December 7, 2009-- Tokyo-based synthetic fiber and plastics maker Teijin Limited says it has developed the world's first silicon-on-plastic integration technology for applications in photovoltaics and liquid crystal displays. Teijin developed this technology in conjunction with NanoGram Corporation (Milipas, CA), which previously developed a laser pyrolysis-based nanoparticle manufacturing process for high volume production of crystalline silicon nanoparticles.

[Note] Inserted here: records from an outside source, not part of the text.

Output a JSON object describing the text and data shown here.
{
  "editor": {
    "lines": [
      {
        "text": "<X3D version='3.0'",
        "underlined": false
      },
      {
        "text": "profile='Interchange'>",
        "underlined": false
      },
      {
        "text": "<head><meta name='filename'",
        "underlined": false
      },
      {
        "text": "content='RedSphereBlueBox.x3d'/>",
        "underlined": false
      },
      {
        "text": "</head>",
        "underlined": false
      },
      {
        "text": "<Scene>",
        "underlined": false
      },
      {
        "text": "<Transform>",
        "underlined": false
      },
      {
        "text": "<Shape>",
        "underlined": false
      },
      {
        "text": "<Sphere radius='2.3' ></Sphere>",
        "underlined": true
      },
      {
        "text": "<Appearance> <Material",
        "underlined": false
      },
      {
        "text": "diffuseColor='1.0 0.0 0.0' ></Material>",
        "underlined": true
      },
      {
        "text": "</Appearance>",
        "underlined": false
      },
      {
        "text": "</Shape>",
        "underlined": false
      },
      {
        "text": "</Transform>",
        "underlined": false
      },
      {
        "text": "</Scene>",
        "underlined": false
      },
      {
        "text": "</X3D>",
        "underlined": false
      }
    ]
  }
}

Silicon-based devices are typically made using a glass or a silicon substrate, but the ability to replace such rigid substrates with thinner, lighter and flexible plastic substrates is currently the focus of much research. The low heat stability of general-purpose plastic substrates has hampered their use with silicon because they cannot withstand the conventional silicon sintering process, with temperatures as high as 500-600ºC. The challenge has been development of a low-temperature silicon sintering process of below 200ºC.
The new technology has promising applications in next-generation electronics, including solar (photovoltaics) cells and thin-film transistors for liquid crystal displays (LCD TFT). It is expected to help reduce the weight and cost of these products, perhaps by as much as 50%, and the enhanced flexibility could open up many new applications.
Teijin and NanoGram entered into Phase 1 of a technology development agreement in February 2009 to develop silicon-on-plastic integration technology. The companies are now in Phase II of the agreement aimed at establishing silicon-on-plastic integration technology comparable to that of amorphous silicon or organic semiconductors. Efforts will focus on areas such as the development of solar cells and LCD TFTs (liquid crystal display thin film transistors). Teijin says the markets for these products will expand to as much as $11 billion by around 2018.
For more information visit www.teijin.co.jp